Now, 32 years later, I am standing in the basement of the Porsche Museum in front of this particular car. I am allowed to sit in the driver’s seat. But unfortunately the car doesn’t run. It was standing too long. I see that it only clocked 24 143 kms in the last three decades.
But luckily my disappointment is short-lived. The Porsche Museum owns two perfectly restored 959s and their stunning stone-grey one is ready for me. After a short introductory drive with Porsche Museum workshop boss Kuno Werner, who is visibly concerned about the well-being of his baby, I am allowed to hit the road.
And I am glad now, that I waited a couple of decades to move from the passenger’s to the driver’s seat of this wild ride. In my younger days this could have turned out badly.

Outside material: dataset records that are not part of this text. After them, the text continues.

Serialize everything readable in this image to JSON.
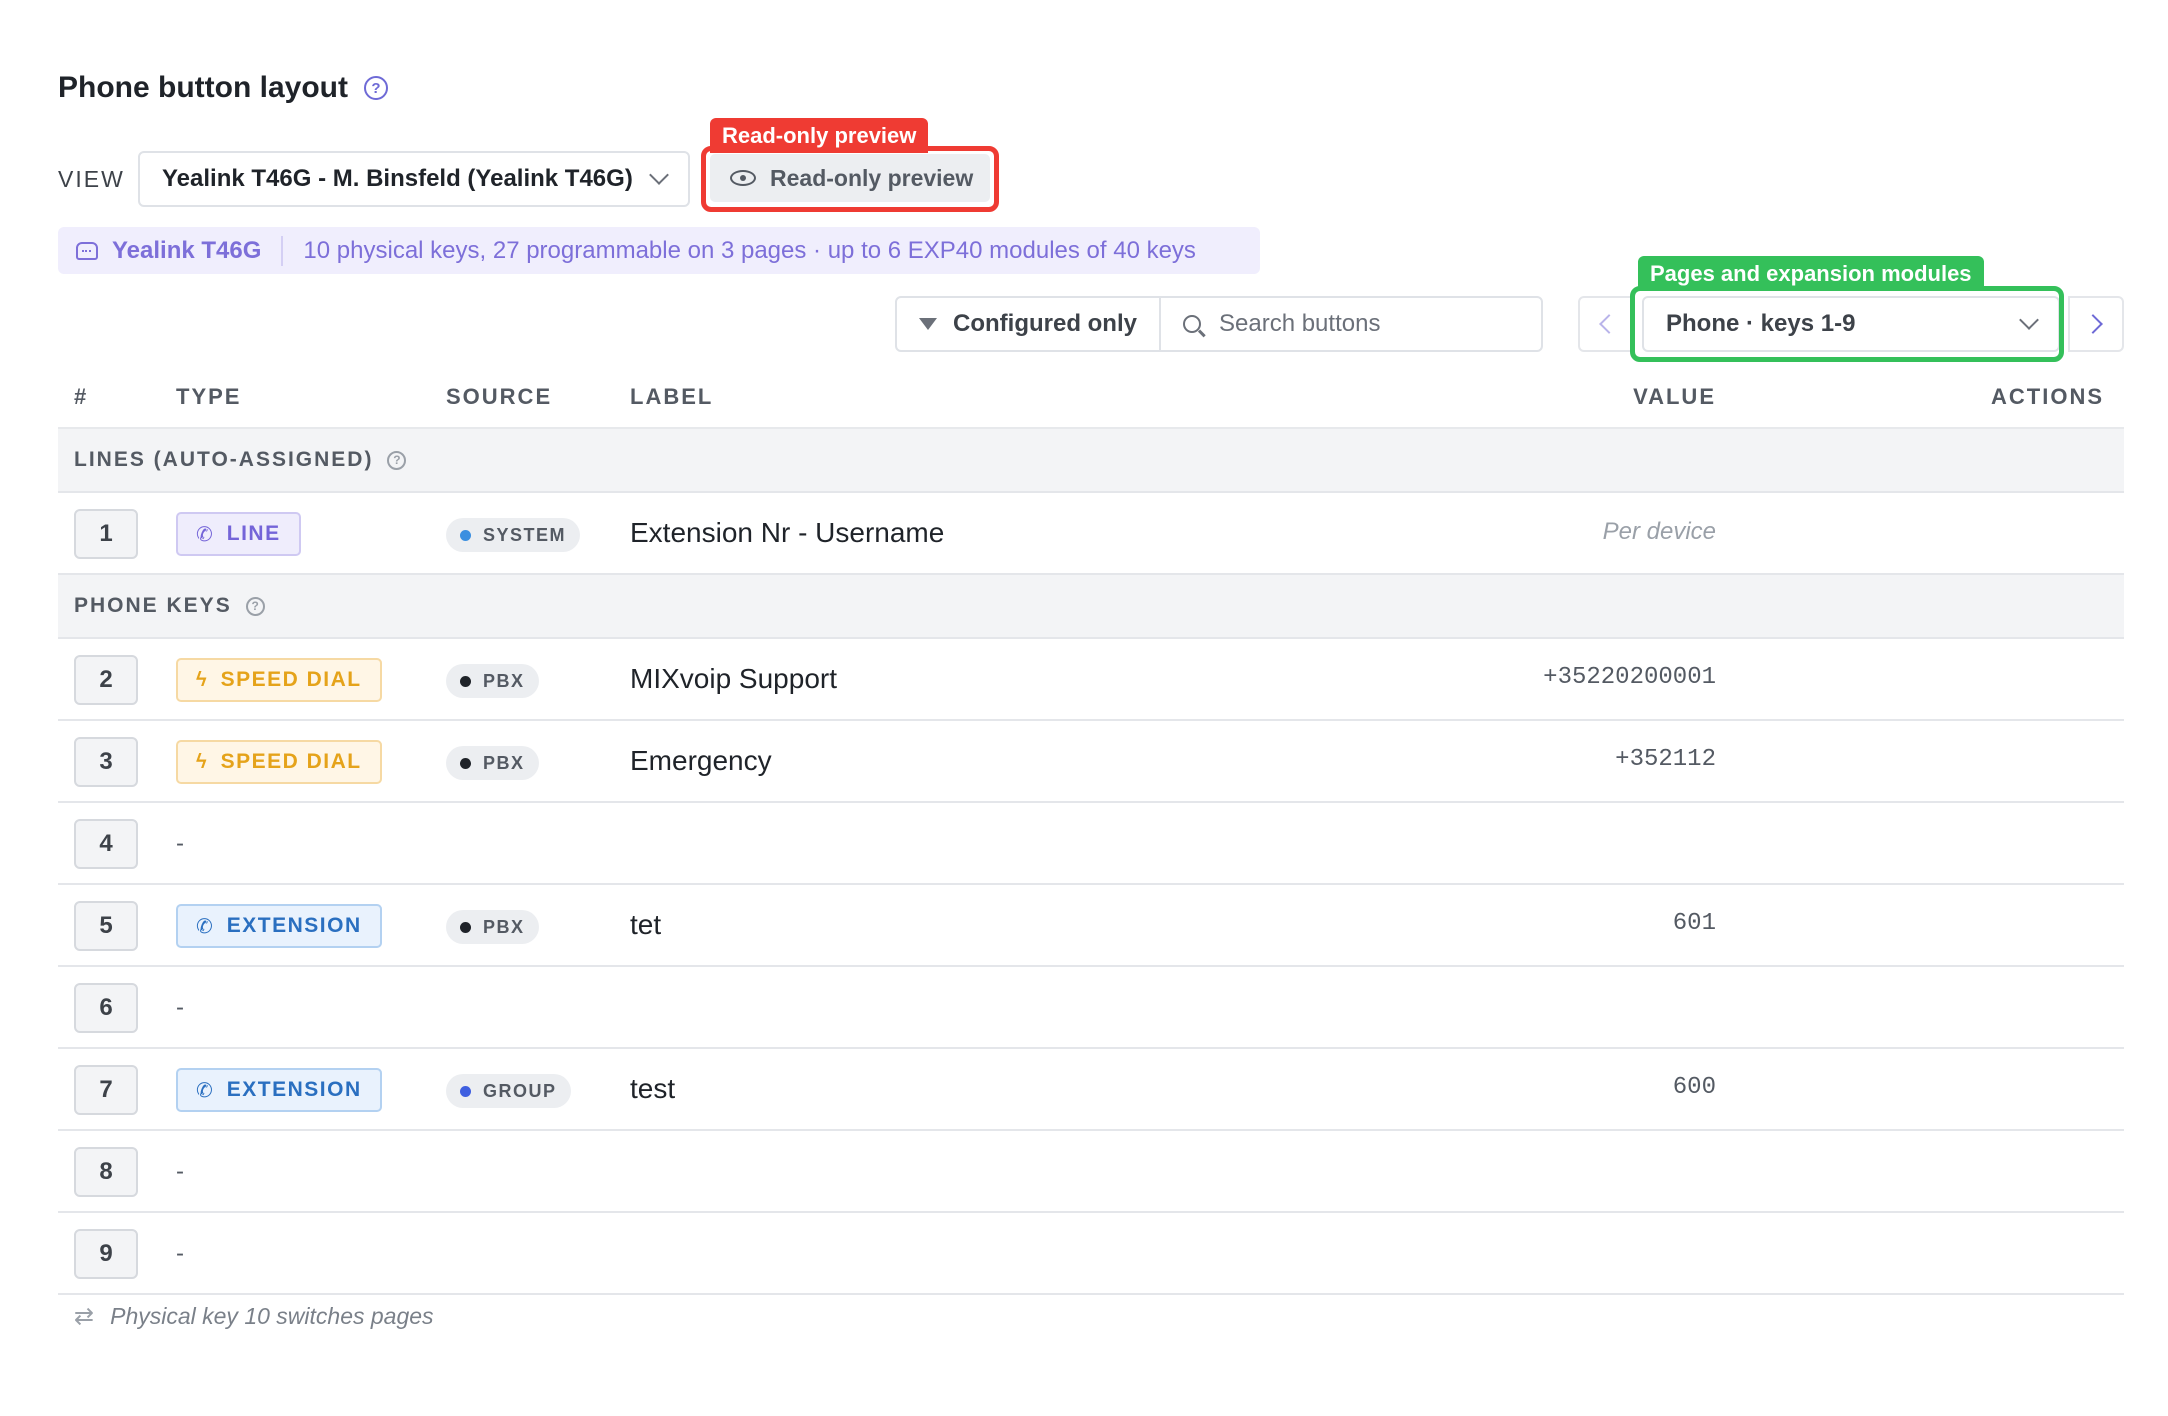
{
  "header": {
    "title": "Phone button layout",
    "view_label": "VIEW",
    "view_value": "Yealink T46G - M. Binsfeld (Yealink T46G)",
    "readonly_button": "Read-only preview",
    "readonly_tag": "Read-only preview"
  },
  "device": {
    "name": "Yealink T46G",
    "summary": "10 physical keys, 27 programmable on 3 pages · up to 6 EXP40 modules of 40 keys"
  },
  "toolbar": {
    "filter_label": "Configured only",
    "search_placeholder": "Search buttons",
    "page_select_value": "Phone · keys 1-9",
    "pages_tag": "Pages and expansion modules"
  },
  "table": {
    "columns": {
      "num": "#",
      "type": "TYPE",
      "source": "SOURCE",
      "label": "LABEL",
      "value": "VALUE",
      "actions": "ACTIONS"
    },
    "groups": [
      {
        "title": "LINES (AUTO-ASSIGNED)"
      },
      {
        "title": "PHONE KEYS"
      }
    ],
    "rows": [
      {
        "num": "1",
        "type": "LINE",
        "source": "SYSTEM",
        "label": "Extension Nr - Username",
        "value": "Per device"
      },
      {
        "num": "2",
        "type": "SPEED DIAL",
        "source": "PBX",
        "label": "MIXvoip Support",
        "value": "+35220200001"
      },
      {
        "num": "3",
        "type": "SPEED DIAL",
        "source": "PBX",
        "label": "Emergency",
        "value": "+352112"
      },
      {
        "num": "4",
        "type": "-",
        "source": "",
        "label": "",
        "value": ""
      },
      {
        "num": "5",
        "type": "EXTENSION",
        "source": "PBX",
        "label": "tet",
        "value": "601"
      },
      {
        "num": "6",
        "type": "-",
        "source": "",
        "label": "",
        "value": ""
      },
      {
        "num": "7",
        "type": "EXTENSION",
        "source": "GROUP",
        "label": "test",
        "value": "600"
      },
      {
        "num": "8",
        "type": "-",
        "source": "",
        "label": "",
        "value": ""
      },
      {
        "num": "9",
        "type": "-",
        "source": "",
        "label": "",
        "value": ""
      }
    ]
  },
  "footnote": "Physical key 10 switches pages",
  "colors": {
    "accent": "#6e6ad6",
    "readonly_highlight": "#ef3b33",
    "pages_highlight": "#34c05a",
    "source_system": "#3b8fe0",
    "source_pbx": "#1f2329",
    "source_group": "#3f5fe0"
  }
}
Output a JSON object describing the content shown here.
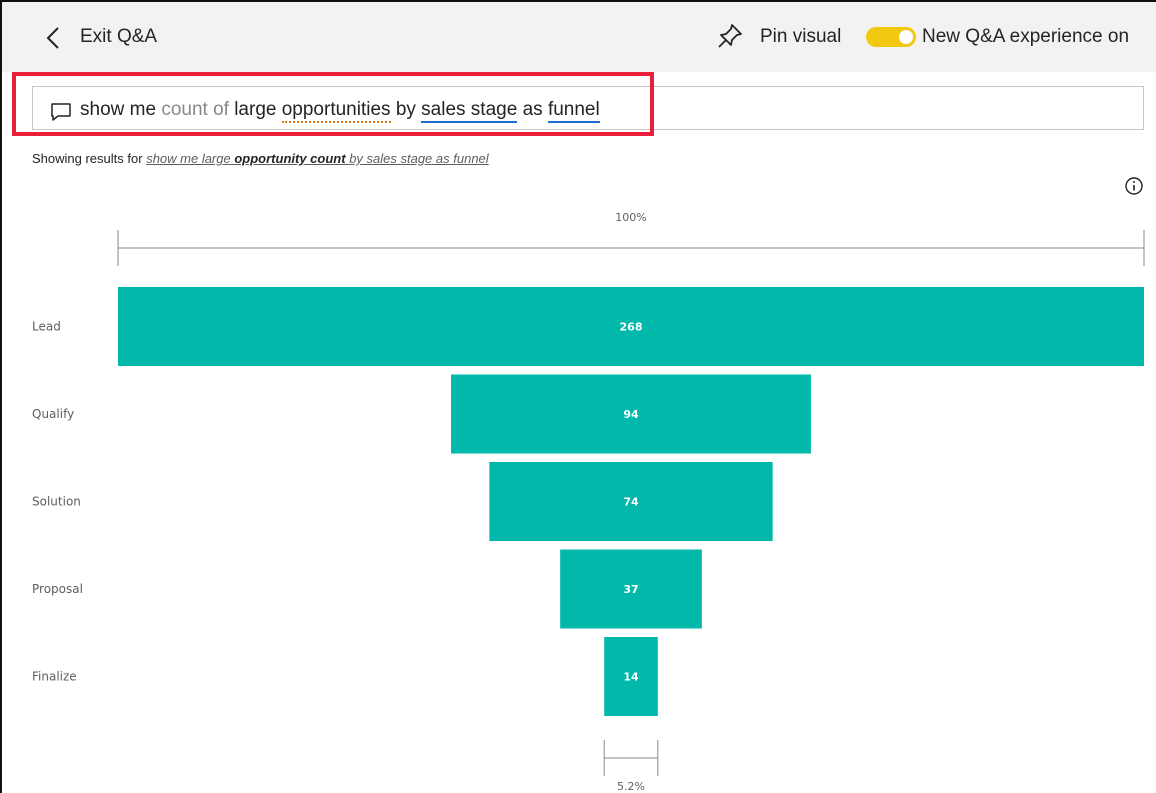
{
  "header": {
    "exit_label": "Exit Q&A",
    "pin_label": "Pin visual",
    "toggle_label": "New Q&A experience on",
    "toggle_state": "on",
    "toggle_color": "#f2c811"
  },
  "question": {
    "icon": "chat-icon",
    "words": [
      {
        "text": "show me",
        "style": "plain"
      },
      {
        "text": "count of",
        "style": "faded"
      },
      {
        "text": "large",
        "style": "plain"
      },
      {
        "text": "opportunities",
        "style": "dotted"
      },
      {
        "text": "by",
        "style": "plain"
      },
      {
        "text": "sales stage",
        "style": "underline"
      },
      {
        "text": "as",
        "style": "plain"
      },
      {
        "text": "funnel",
        "style": "underline"
      }
    ]
  },
  "results": {
    "prefix": "Showing results for",
    "part1": "show me large",
    "bold": "opportunity count",
    "part2": "by sales stage as funnel"
  },
  "chart_data": {
    "type": "funnel",
    "categories": [
      "Lead",
      "Qualify",
      "Solution",
      "Proposal",
      "Finalize"
    ],
    "values": [
      268,
      94,
      74,
      37,
      14
    ],
    "top_label": "100%",
    "bottom_label": "5.2%",
    "bar_color": "#01b8aa"
  }
}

The 959 kicks you down the road, the acceleration is simply staggering. I remember the words of Walter Röhrl., who thinks the 959 was one of the best cars he has ever driven. ‘Don’t go off the gas, when you go around a bend, otherwise the car goes backwards’. I try to constantly feed the power. And I am holding on when the second turbo kicks in at 5000rpm. What an experience. I am shaken and stirred. And I return the Million-Euro baby unscathed to the Porsche Museum.
So what’s next after this epic drive? Well, the 959 was followed by two more Porsche hyper cars, the Carrera GT and the 918 Spyder. And while there is no 959 in South Africa, both the other two Über-Porsches are here. And they live very close to Kyalami racetrack…

Porsche 959
Engine 2.8-l. flat-six twin-turbo with a 6-speed manual
Power 331kW (450hp) and 500Nm
Top Speed 319km/h
0-100km/h 3.7 seconds
Price 210 000 Euros (in 1986), beyond 1.5 mio. Euros now, if ever one of the 292 becomes available.
porsche.com/museum/en

In 1992/1993 Porsche built eight additional 959s from spare parts found in the inventory at the manufacturing site in Zuffenhausen. Those were absolutely identical to the 1987/1988 models. And while the 284 previous ones were sold at 420 000 German Marks each, the additional eight ones – in white, red and black – were 747 000 German Marks each.